He’s good-looking; skinny, with a thin beard and long hair, like a younger Wayne Coyne. He could easily stand quietly behind a microphone and let the waves of love pour in, or he could give off a faint waggish aura with a slick grin or two and revel in the swoons. Instead, he casts aside all reservation and turns the dial up to a level reserved for true divas.The trait that pegs him as someone different—a person unlikely to fit into a comfortable indie rock mold—are the eyes. We need an adjective for these kind of eyes, which initially look sort of dead and expressionless, but are actually resisting expression as a sort of semi-angry, semi-ironic, semi-playful challenge.

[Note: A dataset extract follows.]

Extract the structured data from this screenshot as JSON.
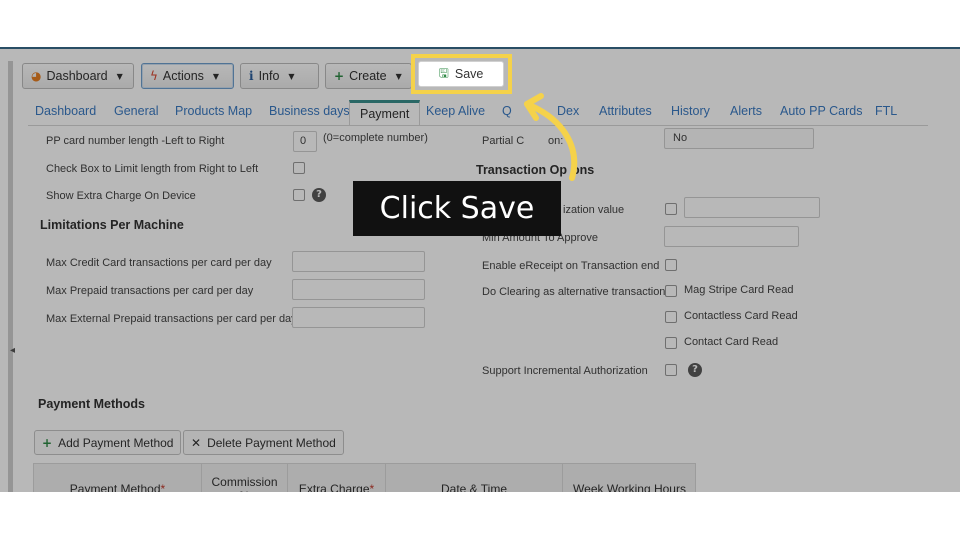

Think of Zach Galifianakis, and you’ll get the idea. There’s something there that refuses to confess the feelings beneath, and it keeps you off guard. They also draw you in, because you want to understand and be part of the joke, and avoid their implied mockery. You see the eyes, you become curious, and you sense that the evening will not be normal.—Shane Ryan (Read Shane Ryan’s full piece, “Father John Misty Does Not Hate You,” here)
2. Paul McCartney
What is there more to say about Paul McCartney’s Bonnaroo set, other than it was basically perfect? The family in front of me, which sported three generations, was singing every word with Sir Paul from opening note to the blinding fireworks for “Live and Let Die” to the closing cymbal crashes of the Abbey Road medley, and I’m left to wonder if I’ll ever see another artist that can do this in my lifetime. Needless to say, it was truly one of the more special concert experiences I’ve had. And although McCartney could have just showed up, played the three hours of hits (it’s hard to think of many artists that can truly fill that period of time without lulling the crowd), he gave back as much to the audience as they did to him. The set was filled with hit after hit, with McCartney making smart and considerate choices with the deeper catalog and leaning heavily on Wings and Beatles material. We even got one song McCartney hadn’t performed live until this tour, Sgt. Pepper’s “Lovely Rita.” He was a joker, teasing “Woah, someone has some pretty good weed up front. What are you trying to do to me?” and an emotional storyteller, dedicating several songs to Lennon, Linda McCartney and his current wife Nancy, not to mention the absolutely beautiful ukulele version of “Something” he dedicated to Harrison. Long story short, we were all McCartney fans, but the crowd—which I could not see an end to in any direction, even on my tippy-toes—walked away almost feeling like his friend. It’s exceptional to make hundreds of thousands of buds with just a Hofner bass, a piano and that beautiful voice of Paul’s.—Tyler Kane
1. Neutral Milk Hotel
Seeing Neutral Milk Hotel live in the year 2013 is a little like catching a glimpse of Bigfoot, and part of what made their shows so enjoyable this year was the palpable excitement surrounding Jeff Mangum and company. As Tyler Kane wrote about their Mountain Oasis set, “The crowd was just like you’d think, populated with curious youngsters who made too-late discoveries on the beauty of In the Aeroplane Over the Sea or OGNMH folks who pulled their dusty old All Stars out of the closet for a weekend away in Asheville. No matter which of these audience members you looked at, they were all eating it up once a corduroy-blazered Scott Spillane marched out for soundcheck with his unmistakable white beard, or when a wool sweater-draped Jeff Mangum trotted out on stage to take on “Two-Headed Boy,” the band fully arriving for a thunderous take on “The Fool.” It was a career-spanning set, one that hit respectfully on Aeroplane and On Avery Island and was bookended by “Two-Headed Boy” sections before going into deep cuts for a second encore with “Ferris Wheel on Fire” and “Engine.” Young’uns and old fans alike walked out completely satisfied.”